About this Poem 

“The phrase half-lit, or neem tareek in Urdu, comes from Faiz Ahmed Faiz’s poem ‘We who were murdered in the half-lit lanes.’ Faiz wrote this poem as an act of political resistance against an oppressive regime, and in this poem, one of the things I try to do is to explore the psychology of oppression. I think a lot about the way those who hold power have the ability to turn narratives their way, to occlude the mirror of the collective consciousness or to clear it, to define us as they wish. Whether they are myopic, or choose to turn the other way, one fact is clear: they are not seeing us.”
—Adeeba Shahid Taluker

The Gods of the Age

When they first
glimpsed Creation, it was only
                    	 half-lit.
 
Half-lit,
as in, only half-clear—
that night, they discerned
                                      and imagined.
 
In the mind’s waters,
a blurring,                   a refraction.
There, we were brimming,
we were multitudes,
 
but they saw our darkness
and named us Dark.

Copyright © 2018 by Adeeba Shahid Talukder. Originally published in Poem-a-Day on September 21, 2018, by the Academy of American Poets.

Copyright © 2018 by Adeeba Shahid Talukder.

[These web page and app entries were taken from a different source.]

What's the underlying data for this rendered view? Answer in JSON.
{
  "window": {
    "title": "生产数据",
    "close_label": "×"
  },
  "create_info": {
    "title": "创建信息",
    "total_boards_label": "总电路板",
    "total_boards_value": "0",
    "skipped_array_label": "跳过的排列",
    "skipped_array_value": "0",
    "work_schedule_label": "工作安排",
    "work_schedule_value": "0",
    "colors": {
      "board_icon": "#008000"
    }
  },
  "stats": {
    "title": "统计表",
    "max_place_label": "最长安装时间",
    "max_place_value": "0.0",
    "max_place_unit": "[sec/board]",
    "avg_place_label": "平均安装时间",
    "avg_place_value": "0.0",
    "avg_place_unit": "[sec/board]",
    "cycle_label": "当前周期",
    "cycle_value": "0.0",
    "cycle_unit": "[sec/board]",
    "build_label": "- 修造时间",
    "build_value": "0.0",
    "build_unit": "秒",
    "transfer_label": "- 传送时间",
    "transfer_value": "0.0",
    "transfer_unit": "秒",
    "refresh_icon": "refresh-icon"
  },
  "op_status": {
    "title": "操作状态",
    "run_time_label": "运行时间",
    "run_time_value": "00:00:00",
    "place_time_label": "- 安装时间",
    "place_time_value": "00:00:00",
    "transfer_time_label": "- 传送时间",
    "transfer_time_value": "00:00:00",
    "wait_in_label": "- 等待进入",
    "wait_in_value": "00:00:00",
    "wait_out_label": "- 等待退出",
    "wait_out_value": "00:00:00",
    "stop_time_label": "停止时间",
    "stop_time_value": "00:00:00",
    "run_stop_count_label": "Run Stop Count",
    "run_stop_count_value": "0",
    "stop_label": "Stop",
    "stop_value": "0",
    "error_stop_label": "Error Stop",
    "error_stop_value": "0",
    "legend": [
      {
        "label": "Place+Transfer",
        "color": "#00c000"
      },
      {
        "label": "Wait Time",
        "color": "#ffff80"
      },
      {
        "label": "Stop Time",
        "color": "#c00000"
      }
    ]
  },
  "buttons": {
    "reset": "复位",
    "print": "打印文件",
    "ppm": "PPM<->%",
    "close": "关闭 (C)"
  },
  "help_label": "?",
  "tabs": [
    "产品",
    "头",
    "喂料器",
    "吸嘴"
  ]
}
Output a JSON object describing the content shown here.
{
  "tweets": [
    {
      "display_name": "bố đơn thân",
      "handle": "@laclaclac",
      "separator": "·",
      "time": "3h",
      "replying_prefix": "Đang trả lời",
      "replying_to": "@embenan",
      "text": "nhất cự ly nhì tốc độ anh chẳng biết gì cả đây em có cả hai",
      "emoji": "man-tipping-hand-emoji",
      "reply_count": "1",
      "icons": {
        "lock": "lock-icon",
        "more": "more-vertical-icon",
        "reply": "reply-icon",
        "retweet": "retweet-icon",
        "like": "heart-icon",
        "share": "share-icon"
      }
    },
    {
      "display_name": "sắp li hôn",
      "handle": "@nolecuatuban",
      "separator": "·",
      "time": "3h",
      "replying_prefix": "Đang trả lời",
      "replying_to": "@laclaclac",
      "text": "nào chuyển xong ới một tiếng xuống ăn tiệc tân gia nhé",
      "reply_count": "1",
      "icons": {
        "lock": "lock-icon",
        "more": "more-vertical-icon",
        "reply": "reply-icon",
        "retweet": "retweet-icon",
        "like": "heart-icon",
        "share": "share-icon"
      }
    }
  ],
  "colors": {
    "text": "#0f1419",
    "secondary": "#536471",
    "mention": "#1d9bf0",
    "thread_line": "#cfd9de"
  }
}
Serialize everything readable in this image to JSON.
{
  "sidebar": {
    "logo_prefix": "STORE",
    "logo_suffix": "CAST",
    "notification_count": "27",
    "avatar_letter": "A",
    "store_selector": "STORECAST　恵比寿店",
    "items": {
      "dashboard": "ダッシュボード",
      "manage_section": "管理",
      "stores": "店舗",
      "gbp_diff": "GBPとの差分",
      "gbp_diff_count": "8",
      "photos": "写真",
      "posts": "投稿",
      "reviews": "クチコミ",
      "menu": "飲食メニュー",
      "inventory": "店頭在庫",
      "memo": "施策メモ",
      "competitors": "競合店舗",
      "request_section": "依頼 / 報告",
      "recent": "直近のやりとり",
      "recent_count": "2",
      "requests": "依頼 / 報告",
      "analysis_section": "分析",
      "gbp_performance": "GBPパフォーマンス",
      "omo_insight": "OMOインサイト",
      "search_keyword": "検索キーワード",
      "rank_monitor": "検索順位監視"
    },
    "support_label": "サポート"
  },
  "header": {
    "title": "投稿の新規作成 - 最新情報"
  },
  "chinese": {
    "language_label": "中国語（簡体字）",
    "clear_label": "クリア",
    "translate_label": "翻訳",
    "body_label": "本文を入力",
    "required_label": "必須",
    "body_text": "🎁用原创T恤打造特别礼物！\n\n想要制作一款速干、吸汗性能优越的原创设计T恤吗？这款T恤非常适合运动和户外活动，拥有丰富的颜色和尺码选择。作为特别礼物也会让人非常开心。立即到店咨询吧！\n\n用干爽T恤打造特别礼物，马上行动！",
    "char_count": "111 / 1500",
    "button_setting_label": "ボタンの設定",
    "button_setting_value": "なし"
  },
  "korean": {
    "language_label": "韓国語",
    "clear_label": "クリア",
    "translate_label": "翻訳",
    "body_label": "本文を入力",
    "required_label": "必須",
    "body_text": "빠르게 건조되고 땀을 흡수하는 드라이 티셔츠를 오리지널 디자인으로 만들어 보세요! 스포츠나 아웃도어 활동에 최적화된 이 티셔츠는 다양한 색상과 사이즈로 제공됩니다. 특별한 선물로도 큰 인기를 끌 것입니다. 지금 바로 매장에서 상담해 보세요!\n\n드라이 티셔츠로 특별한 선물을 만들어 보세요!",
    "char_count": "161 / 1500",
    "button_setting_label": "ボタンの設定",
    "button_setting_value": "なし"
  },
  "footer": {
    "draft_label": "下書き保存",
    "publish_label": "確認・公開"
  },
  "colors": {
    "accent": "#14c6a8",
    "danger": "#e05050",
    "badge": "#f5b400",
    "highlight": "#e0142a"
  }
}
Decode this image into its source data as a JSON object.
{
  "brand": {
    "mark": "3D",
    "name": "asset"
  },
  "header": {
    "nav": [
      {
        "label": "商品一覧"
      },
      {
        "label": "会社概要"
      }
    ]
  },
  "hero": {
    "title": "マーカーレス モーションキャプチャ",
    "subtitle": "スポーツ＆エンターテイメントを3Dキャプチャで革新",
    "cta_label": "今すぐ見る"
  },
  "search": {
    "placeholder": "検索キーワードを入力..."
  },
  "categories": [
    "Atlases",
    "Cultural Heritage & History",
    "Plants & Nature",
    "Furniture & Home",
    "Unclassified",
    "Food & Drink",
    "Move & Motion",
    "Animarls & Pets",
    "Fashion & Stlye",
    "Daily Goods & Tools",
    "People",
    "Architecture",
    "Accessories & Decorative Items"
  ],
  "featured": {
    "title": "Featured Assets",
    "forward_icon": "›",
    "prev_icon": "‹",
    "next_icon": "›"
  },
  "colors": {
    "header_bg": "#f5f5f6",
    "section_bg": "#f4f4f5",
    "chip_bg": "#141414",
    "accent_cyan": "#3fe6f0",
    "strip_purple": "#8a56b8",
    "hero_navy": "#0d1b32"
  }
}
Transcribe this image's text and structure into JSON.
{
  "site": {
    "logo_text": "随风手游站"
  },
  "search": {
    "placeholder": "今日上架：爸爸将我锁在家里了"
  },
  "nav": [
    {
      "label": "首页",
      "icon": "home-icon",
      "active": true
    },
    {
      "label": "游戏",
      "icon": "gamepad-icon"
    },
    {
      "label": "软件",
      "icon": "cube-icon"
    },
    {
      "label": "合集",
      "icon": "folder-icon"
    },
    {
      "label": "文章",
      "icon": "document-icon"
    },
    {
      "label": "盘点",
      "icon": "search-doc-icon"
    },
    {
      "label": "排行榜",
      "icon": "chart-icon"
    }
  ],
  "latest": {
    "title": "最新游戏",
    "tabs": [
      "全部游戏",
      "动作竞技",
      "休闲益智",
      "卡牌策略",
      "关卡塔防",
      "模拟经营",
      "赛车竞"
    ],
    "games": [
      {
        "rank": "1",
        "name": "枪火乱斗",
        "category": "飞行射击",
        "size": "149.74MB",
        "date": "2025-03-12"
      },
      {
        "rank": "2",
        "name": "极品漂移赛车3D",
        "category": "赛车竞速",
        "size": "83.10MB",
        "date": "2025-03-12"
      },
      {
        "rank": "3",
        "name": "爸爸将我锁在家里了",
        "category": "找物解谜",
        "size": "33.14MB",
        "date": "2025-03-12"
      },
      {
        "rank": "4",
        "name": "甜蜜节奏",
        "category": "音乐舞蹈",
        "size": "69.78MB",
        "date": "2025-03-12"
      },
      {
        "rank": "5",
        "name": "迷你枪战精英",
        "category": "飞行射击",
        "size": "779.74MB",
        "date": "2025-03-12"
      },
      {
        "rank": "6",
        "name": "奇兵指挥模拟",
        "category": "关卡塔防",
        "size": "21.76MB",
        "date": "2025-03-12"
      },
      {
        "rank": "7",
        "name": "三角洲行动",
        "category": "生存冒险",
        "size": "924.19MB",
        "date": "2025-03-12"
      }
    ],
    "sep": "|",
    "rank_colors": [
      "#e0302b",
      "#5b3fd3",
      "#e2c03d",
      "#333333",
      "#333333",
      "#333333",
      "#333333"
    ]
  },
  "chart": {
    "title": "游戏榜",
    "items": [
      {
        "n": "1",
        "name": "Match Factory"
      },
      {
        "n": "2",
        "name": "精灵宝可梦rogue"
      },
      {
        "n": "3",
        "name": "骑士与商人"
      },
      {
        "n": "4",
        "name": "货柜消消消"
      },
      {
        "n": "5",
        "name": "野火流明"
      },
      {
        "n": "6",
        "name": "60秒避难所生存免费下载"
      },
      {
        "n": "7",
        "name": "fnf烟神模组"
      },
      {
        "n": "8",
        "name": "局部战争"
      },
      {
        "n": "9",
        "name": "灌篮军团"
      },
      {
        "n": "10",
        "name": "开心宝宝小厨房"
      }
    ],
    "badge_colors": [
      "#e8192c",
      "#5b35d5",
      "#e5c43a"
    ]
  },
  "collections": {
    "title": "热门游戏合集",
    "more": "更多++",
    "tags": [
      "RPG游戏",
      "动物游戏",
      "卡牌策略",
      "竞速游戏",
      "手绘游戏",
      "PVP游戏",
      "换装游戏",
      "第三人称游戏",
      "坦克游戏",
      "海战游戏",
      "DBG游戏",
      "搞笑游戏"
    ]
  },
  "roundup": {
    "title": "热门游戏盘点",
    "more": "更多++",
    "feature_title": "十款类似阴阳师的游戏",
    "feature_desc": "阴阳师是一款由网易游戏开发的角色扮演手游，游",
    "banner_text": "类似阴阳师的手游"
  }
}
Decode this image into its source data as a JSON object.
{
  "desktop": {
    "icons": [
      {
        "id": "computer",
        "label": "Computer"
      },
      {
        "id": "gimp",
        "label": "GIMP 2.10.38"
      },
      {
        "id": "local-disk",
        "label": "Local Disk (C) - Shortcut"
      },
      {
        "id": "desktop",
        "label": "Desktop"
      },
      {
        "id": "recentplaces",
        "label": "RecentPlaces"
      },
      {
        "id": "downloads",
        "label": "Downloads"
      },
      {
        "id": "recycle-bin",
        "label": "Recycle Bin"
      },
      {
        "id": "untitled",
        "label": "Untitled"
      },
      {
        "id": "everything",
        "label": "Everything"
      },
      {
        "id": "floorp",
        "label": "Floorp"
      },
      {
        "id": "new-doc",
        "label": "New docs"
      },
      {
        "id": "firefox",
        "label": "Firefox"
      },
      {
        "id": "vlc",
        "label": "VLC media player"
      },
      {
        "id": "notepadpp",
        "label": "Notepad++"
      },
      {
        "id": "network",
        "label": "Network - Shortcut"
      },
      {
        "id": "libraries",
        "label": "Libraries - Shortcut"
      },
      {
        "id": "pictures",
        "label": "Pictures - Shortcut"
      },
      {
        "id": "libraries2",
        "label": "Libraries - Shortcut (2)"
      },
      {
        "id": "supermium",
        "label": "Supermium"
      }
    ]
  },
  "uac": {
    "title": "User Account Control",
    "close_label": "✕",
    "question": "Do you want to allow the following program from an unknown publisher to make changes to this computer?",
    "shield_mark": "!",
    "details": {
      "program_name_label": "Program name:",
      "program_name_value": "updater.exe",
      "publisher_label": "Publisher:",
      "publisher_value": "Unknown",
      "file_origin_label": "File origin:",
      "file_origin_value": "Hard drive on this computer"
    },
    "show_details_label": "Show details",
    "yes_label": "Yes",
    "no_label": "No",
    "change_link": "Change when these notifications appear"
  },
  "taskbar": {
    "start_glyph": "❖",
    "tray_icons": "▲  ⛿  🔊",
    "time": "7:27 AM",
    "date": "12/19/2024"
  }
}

Originally published in Poem-a-Day on September 21, 2018, by the Academy of American Poets.

Adeeba Shahid Talukder

Adeeba Talukder

Adeeba Shahid Talukder is the author of Shahr-e-jaanaan: The City of the Beloved, which is a winner of the Kundiman Poetry Prize and is forthcoming from Tupelo Press, and What Is Not Beautiful (Glass Poetry Press, 2018).